Asian Church responds to NZ quake
Many Asians still thought buried under rubble in aftermath of earthquake
Death toll from earthquake could rise to as high as 240 dead
Churches in Asia are calling for prayers and support as rescuers have officially given up hope of finding more survivors of New Zealand's deadly earthquake.
Authorities say they do not think that anyone trapped beneath rubble could still be alive after nine days and have abandoned hope of finding any more survivors. About 70 people were rescued from the rubble in the hours soon after the 6.3 magnitude earthquake, but no one has been found alive since then. The official death toll from the quake now stands at 161.

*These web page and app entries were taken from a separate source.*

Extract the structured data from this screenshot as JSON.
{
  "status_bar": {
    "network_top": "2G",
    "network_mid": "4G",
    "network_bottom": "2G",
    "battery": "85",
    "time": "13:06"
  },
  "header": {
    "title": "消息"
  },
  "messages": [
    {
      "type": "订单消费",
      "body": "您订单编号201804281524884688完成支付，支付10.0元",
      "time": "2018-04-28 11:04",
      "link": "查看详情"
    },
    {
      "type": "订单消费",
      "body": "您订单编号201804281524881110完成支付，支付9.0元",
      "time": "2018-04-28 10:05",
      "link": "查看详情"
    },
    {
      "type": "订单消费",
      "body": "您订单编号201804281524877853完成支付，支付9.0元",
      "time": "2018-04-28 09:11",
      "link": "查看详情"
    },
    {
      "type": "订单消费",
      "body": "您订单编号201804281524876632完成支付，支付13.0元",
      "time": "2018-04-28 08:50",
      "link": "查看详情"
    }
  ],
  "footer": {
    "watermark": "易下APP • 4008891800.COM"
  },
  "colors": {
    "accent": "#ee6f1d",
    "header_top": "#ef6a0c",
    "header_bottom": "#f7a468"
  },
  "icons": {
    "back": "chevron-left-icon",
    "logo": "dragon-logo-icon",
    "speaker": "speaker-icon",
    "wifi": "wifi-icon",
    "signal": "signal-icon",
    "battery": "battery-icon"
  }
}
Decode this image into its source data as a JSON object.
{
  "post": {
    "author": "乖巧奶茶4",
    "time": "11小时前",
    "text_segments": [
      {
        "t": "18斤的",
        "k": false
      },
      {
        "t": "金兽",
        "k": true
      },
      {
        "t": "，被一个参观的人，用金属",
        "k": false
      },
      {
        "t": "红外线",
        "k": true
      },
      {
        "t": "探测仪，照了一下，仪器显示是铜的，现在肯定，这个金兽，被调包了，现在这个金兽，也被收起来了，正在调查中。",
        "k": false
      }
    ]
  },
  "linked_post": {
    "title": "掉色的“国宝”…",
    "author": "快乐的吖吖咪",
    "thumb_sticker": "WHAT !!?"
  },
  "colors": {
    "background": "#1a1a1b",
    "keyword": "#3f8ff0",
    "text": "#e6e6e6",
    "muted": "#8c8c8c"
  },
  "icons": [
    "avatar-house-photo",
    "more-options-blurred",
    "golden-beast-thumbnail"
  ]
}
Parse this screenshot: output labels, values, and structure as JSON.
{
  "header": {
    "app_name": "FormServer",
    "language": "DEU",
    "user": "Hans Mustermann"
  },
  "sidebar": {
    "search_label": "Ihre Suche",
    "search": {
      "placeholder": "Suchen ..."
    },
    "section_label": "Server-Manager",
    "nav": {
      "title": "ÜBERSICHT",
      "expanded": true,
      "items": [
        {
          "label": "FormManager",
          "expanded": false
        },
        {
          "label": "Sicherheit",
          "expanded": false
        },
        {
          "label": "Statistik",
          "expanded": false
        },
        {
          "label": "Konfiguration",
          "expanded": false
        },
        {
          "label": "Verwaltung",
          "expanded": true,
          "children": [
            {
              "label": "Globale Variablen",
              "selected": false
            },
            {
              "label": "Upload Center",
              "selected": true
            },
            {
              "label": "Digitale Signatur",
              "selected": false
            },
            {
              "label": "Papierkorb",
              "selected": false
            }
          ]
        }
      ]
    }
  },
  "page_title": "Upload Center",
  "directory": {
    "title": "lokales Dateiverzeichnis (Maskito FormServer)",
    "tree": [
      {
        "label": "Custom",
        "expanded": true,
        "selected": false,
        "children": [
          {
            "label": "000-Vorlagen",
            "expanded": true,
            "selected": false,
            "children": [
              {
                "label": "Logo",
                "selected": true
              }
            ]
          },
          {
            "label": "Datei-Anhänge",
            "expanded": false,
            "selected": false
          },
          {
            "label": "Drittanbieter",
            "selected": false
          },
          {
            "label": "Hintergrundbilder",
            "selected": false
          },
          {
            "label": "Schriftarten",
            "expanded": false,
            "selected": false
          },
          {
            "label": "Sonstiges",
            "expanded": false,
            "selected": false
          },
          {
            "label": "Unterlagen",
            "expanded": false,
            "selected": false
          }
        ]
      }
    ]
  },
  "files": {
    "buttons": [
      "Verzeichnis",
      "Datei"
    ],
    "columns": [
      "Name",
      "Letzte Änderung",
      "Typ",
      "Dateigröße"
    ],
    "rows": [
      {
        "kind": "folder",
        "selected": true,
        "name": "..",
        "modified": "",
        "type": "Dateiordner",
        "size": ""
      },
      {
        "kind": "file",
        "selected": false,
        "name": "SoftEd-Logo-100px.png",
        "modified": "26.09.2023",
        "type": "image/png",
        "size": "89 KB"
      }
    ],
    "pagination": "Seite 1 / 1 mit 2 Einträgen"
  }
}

Officials say the death toll from the earthquake that hit Christchurch February 22 could eventually rise to as high as 240 dead, including dozens of students from across Asia, with Japan topping the list. About 2,500 people have been injured.
Japanese teams were among the first international rescuers helping New Zealand deal with the disaster. Japan, an earthquake prone country, suffered a 7.3 magnitude earthquake in Kobe 15 years ago that killed 6,400 people.
Catholics in Japan say they are concerned for the many affected in New Zealand with many of them asking Caritas Japan to donate money. Caritas Japan will send its counterpart in New Zealand contributions that are being sent to Caritas Japan by Catholics.
Fr Antonius Benny Susetyo, an official with the Indonesian Catholic bishops conference said the local Church has expressed concern and directed Caritas Indonesia, its social service agency, to help victims of the New Zealand earthquake. The bishops have also asked Catholics to pray for those killed in the disaster and those injured. Indonesian understand the pain of loss of loved ones as it has often suffered major earthquakes that has killed hundreds of thousands over the past few years.
In central China, Catholics in Shaanxi province were sad to hear of the tragedy in New Zealand and prayed for the victims. Father Zan of Hanzhong, who served at Xixiang Church, said local people understood the pain of the victims as his parish also suffered from an earthquake in 2008. He expressed hope that the Catholic social service centers in Shaanxi would hold fund-raising activities to collect donations for victims as the Chinese people has also received help from outside during the 2008 quake.
In Xi'an, the provincial capital, Xi'an diocese held a Mass at the cathedral immediately after the quake was reported.
After learning so many people had died and were missing, Su Weimin, a laywoman of Zhouzhi diocese, gathered her family together to pray for the victims.
"Even though Shaanxi is far away from New Zealand and we could not help in the rescue, we could pray fervently to the people there," said another layperson Zan Guangsheng, a construction worker.
In Thailand, the Catholic bishops deputy secretary general Father Pipat Rungruangkanokkul said his conference had sent letters to express their sympathy to the Catholic bishops of New Zealand. The Catholic Bishops Conference of Thailand had asked its counterpart in New Zealand if it needed any assistance. When the CBCT will get the response, it will be acted upon, he said.
Media reports that the list of the missing include more than 60 students at a foreign language school housed in the Canterbury TV building, one of two buildings that were completely collapsed during the quake. The missing students include 28 from Japan, 21 from China, nine from the Philippines, six from Thailand, two from South Korea and one each from Taiwan and Serbia.